BEGIN Supplied material

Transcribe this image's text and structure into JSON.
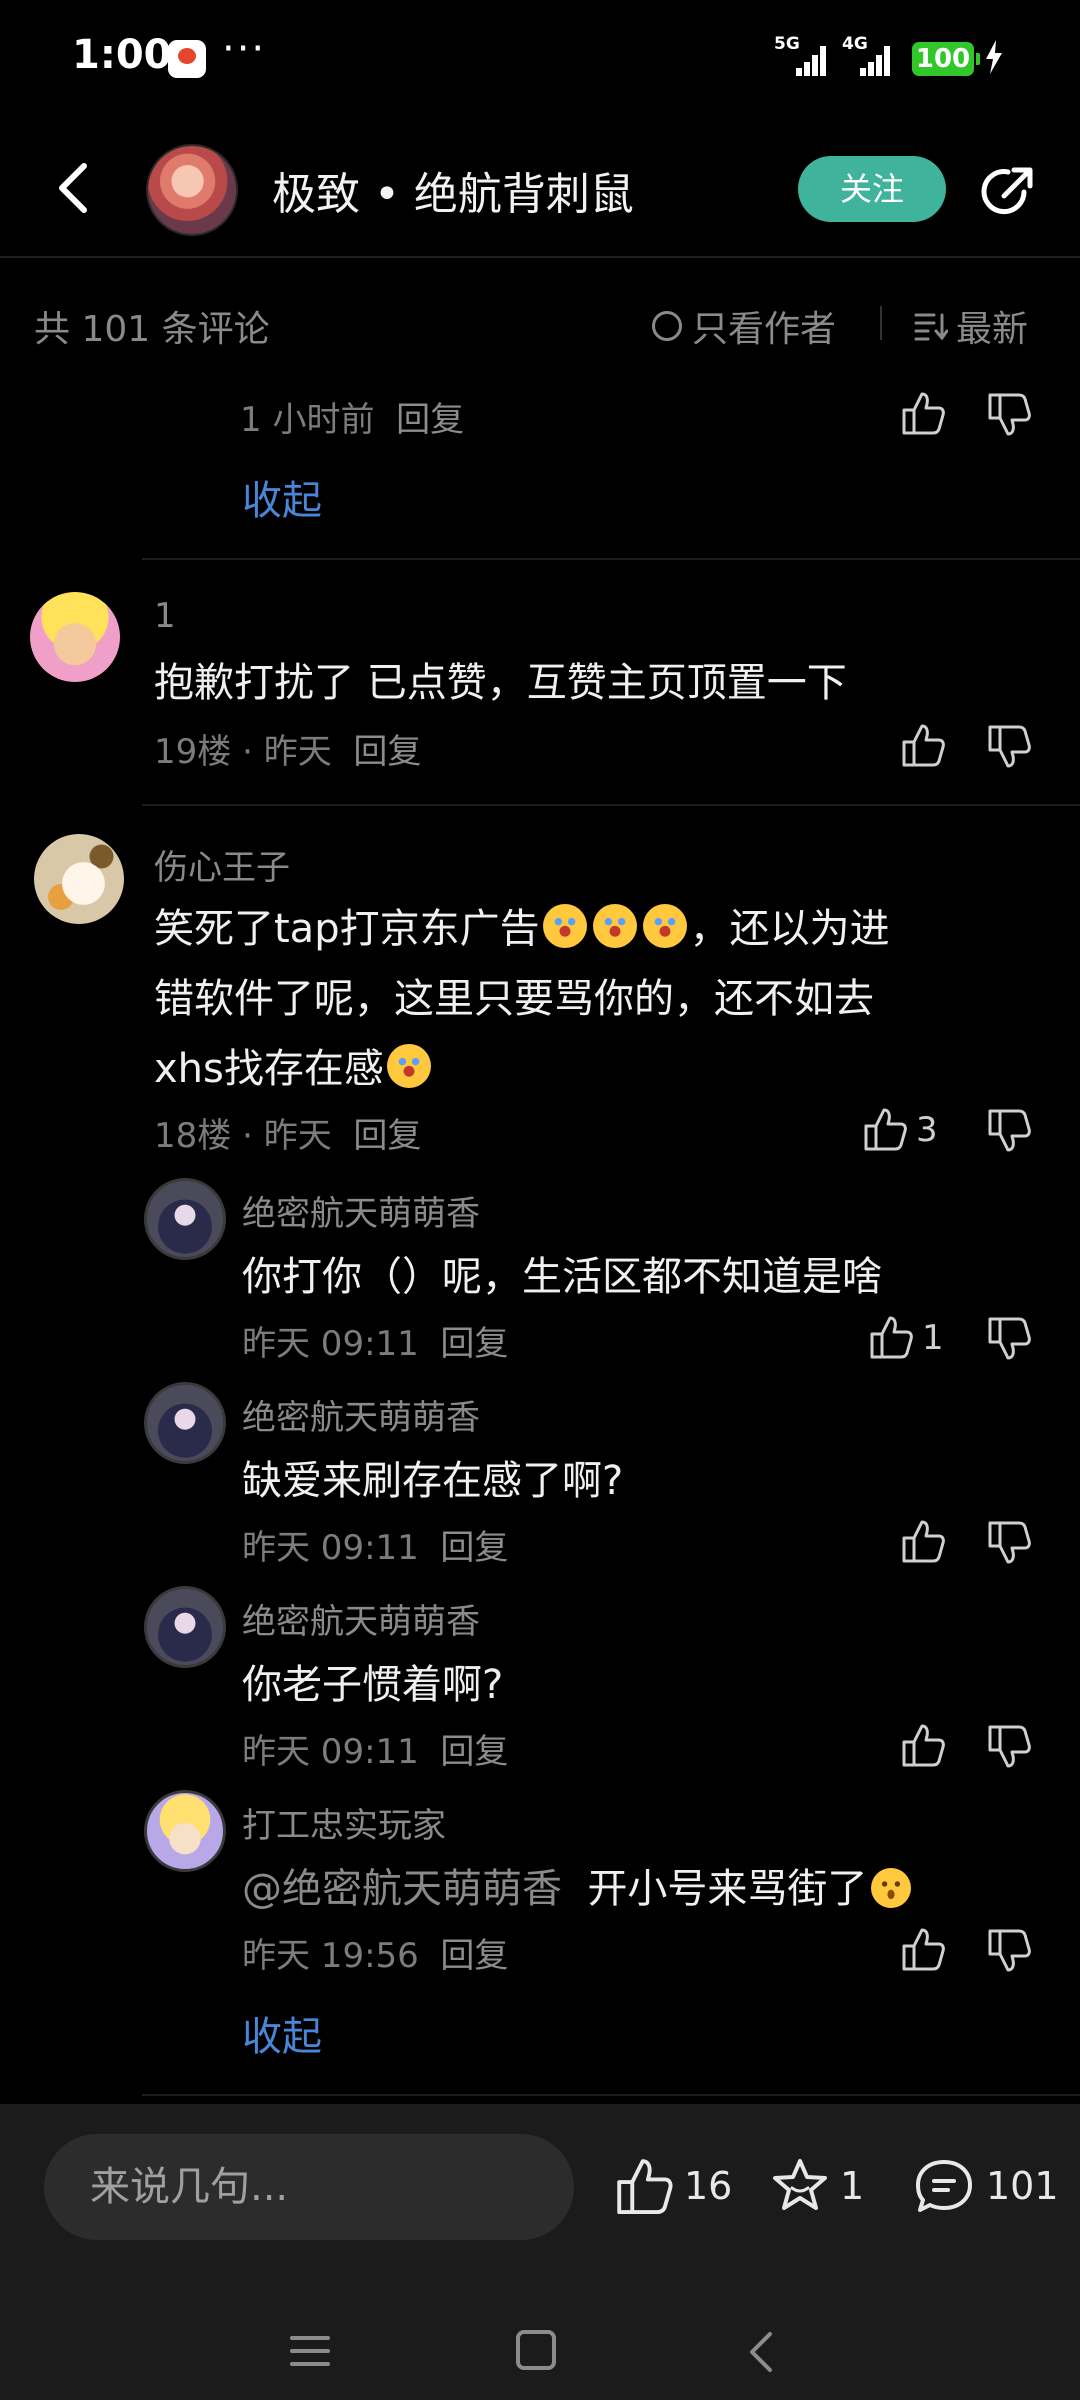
{
  "status_bar": {
    "time": "1:00",
    "dots": "···",
    "net1": "5G",
    "net2": "4G",
    "battery": "100"
  },
  "header": {
    "author_name": "极致 • 绝航背刺鼠",
    "follow_label": "关注"
  },
  "sub_header": {
    "total": "共 101 条评论",
    "author_only": "只看作者",
    "sort": "最新"
  },
  "thread_top": {
    "time": "1 小时前",
    "reply": "回复",
    "collapse": "收起"
  },
  "comments": [
    {
      "username": "1",
      "text": "抱歉打扰了 已点赞，互赞主页顶置一下",
      "floor": "19楼",
      "time": "昨天",
      "reply": "回复"
    },
    {
      "username": "伤心王子",
      "line1a": "笑死了tap打京东广告",
      "line1b": "，还以为进",
      "line2": "错软件了呢，这里只要骂你的，还不如去",
      "line3": "xhs找存在感",
      "floor": "18楼",
      "time": "昨天",
      "reply": "回复",
      "likes": "3",
      "replies": [
        {
          "username": "绝密航天萌萌香",
          "text": "你打你（）呢，生活区都不知道是啥",
          "time": "昨天 09:11",
          "reply": "回复",
          "likes": "1"
        },
        {
          "username": "绝密航天萌萌香",
          "text": "缺爱来刷存在感了啊?",
          "time": "昨天 09:11",
          "reply": "回复"
        },
        {
          "username": "绝密航天萌萌香",
          "text": "你老子惯着啊?",
          "time": "昨天 09:11",
          "reply": "回复"
        },
        {
          "username": "打工忠实玩家",
          "mention": "@绝密航天萌萌香",
          "text": "开小号来骂街了",
          "time": "昨天 19:56",
          "reply": "回复"
        }
      ],
      "collapse": "收起"
    }
  ],
  "bottom_bar": {
    "placeholder": "来说几句...",
    "likes": "16",
    "favorites": "1",
    "comments": "101"
  },
  "icons": [
    "back-icon",
    "share-icon",
    "thumb-up-icon",
    "thumb-down-icon",
    "star-icon",
    "comment-icon",
    "menu-icon",
    "home-icon",
    "nav-back-icon"
  ],
  "colors": {
    "accent_follow": "#3fb39c",
    "link_blue": "#4a86d8",
    "battery_green": "#31c72b",
    "background": "#000000"
  }
}
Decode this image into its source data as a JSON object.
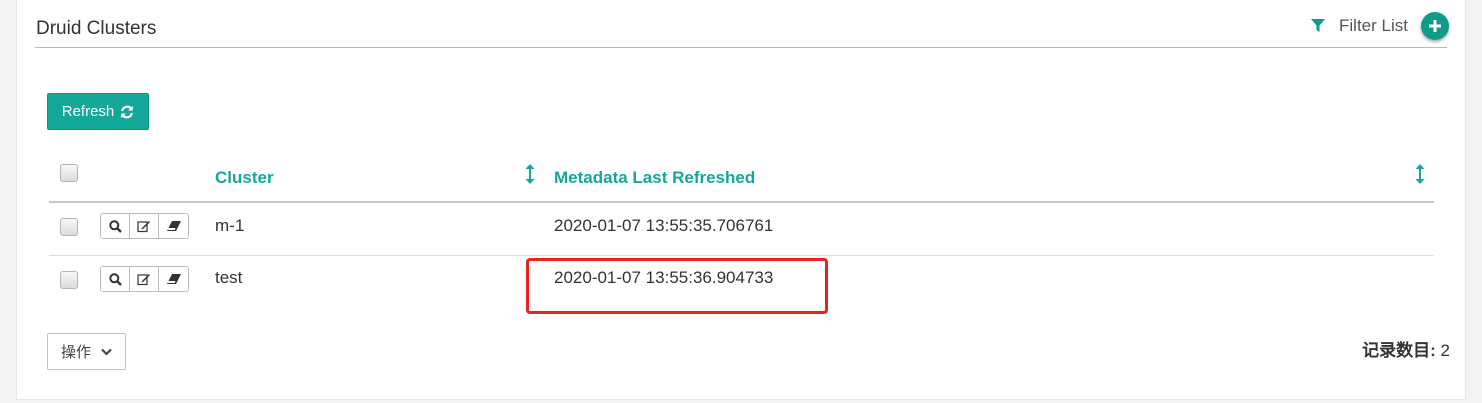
{
  "header": {
    "title": "Druid Clusters",
    "filter_label": "Filter List",
    "filter_icon": "filter-icon",
    "add_icon": "plus-icon"
  },
  "toolbar": {
    "refresh_label": "Refresh",
    "refresh_icon": "refresh-icon"
  },
  "table": {
    "columns": [
      "Cluster",
      "Metadata Last Refreshed"
    ],
    "rows": [
      {
        "cluster": "m-1",
        "refreshed": "2020-01-07 13:55:35.706761",
        "actions": [
          "search-icon",
          "edit-icon",
          "eraser-icon"
        ]
      },
      {
        "cluster": "test",
        "refreshed": "2020-01-07 13:55:36.904733",
        "actions": [
          "search-icon",
          "edit-icon",
          "eraser-icon"
        ]
      }
    ]
  },
  "footer": {
    "actions_label": "操作",
    "record_label": "记录数目:",
    "record_count": "2"
  },
  "colors": {
    "accent": "#14a89a",
    "highlight": "#e8241e"
  }
}
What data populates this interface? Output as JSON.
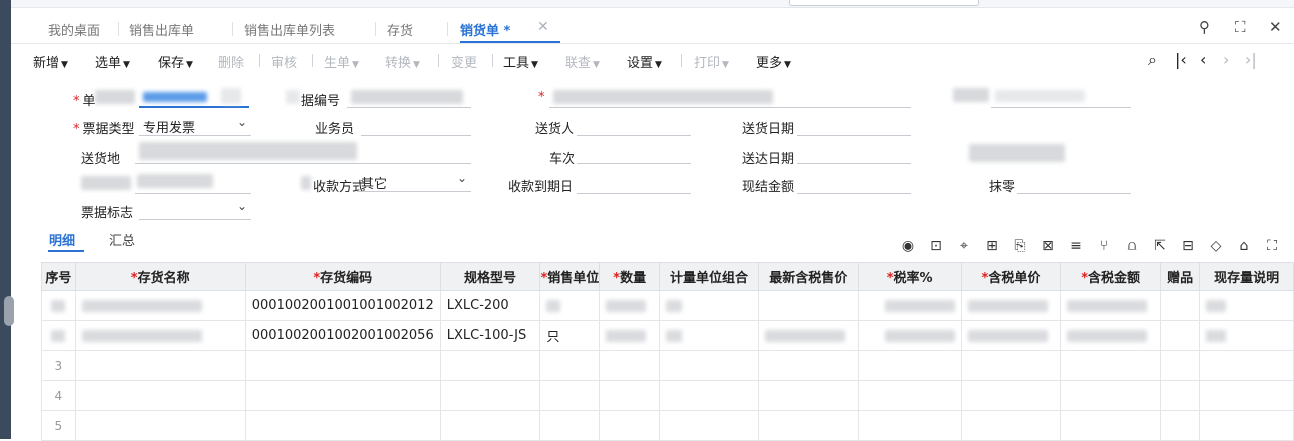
{
  "tabs": [
    {
      "label": "我的桌面",
      "active": false
    },
    {
      "label": "销售出库单",
      "active": false
    },
    {
      "label": "销售出库单列表",
      "active": false
    },
    {
      "label": "存货",
      "active": false
    },
    {
      "label": "销货单 *",
      "active": true
    }
  ],
  "toolbar": {
    "buttons": [
      {
        "label": "新增",
        "enabled": true,
        "dropdown": true
      },
      {
        "label": "选单",
        "enabled": true,
        "dropdown": true
      },
      {
        "label": "保存",
        "enabled": true,
        "dropdown": true
      },
      {
        "label": "删除",
        "enabled": false,
        "dropdown": false
      },
      {
        "label": "审核",
        "enabled": false,
        "dropdown": false
      },
      {
        "label": "生单",
        "enabled": false,
        "dropdown": true
      },
      {
        "label": "转换",
        "enabled": false,
        "dropdown": true
      },
      {
        "label": "变更",
        "enabled": false,
        "dropdown": false
      },
      {
        "label": "工具",
        "enabled": true,
        "dropdown": true
      },
      {
        "label": "联查",
        "enabled": false,
        "dropdown": true
      },
      {
        "label": "设置",
        "enabled": true,
        "dropdown": true
      },
      {
        "label": "打印",
        "enabled": false,
        "dropdown": true
      },
      {
        "label": "更多",
        "enabled": true,
        "dropdown": true
      }
    ]
  },
  "form": {
    "label_danju": "单",
    "label_bianhao": "据编号",
    "label_piaojuleixing": "票据类型",
    "value_piaojuleixing": "专用发票",
    "label_yewuyuan": "业务员",
    "label_songhuoren": "送货人",
    "label_songhuoriqi": "送货日期",
    "label_songhuodi": "送货地",
    "label_checi": "车次",
    "label_songdariqi": "送达日期",
    "label_shoukuanfangshi": "收款方式",
    "value_shoukuanfangshi": "其它",
    "label_shoukuandaoqiri": "收款到期日",
    "label_xianjiejine": "现结金额",
    "label_moling": "抹零",
    "label_piaojubiaozhi": "票据标志"
  },
  "subtabs": [
    {
      "label": "明细",
      "active": true
    },
    {
      "label": "汇总",
      "active": false
    }
  ],
  "grid": {
    "columns": [
      {
        "label": "序号",
        "required": false
      },
      {
        "label": "存货名称",
        "required": true
      },
      {
        "label": "存货编码",
        "required": true
      },
      {
        "label": "规格型号",
        "required": false
      },
      {
        "label": "销售单位",
        "required": true
      },
      {
        "label": "数量",
        "required": true
      },
      {
        "label": "计量单位组合",
        "required": false
      },
      {
        "label": "最新含税售价",
        "required": false
      },
      {
        "label": "税率%",
        "required": true
      },
      {
        "label": "含税单价",
        "required": true
      },
      {
        "label": "含税金额",
        "required": true
      },
      {
        "label": "赠品",
        "required": false
      },
      {
        "label": "现存量说明",
        "required": false
      }
    ],
    "rows": [
      {
        "no": "",
        "code": "000100200100100​1002012",
        "spec": "LXLC-200",
        "unit": ""
      },
      {
        "no": "",
        "code": "0001002001002001002056",
        "spec": "LXLC-100-JS",
        "unit": "只"
      },
      {
        "no": "3",
        "code": "",
        "spec": "",
        "unit": ""
      },
      {
        "no": "4",
        "code": "",
        "spec": "",
        "unit": ""
      },
      {
        "no": "5",
        "code": "",
        "spec": "",
        "unit": ""
      }
    ]
  }
}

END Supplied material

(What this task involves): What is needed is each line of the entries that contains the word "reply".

(Response area):
    "reply": "回复",
      "reply": "回复"
      "reply": "回复",
          "reply": "回复",
          "reply": "回复"
          "reply": "回复"
          "reply": "回复"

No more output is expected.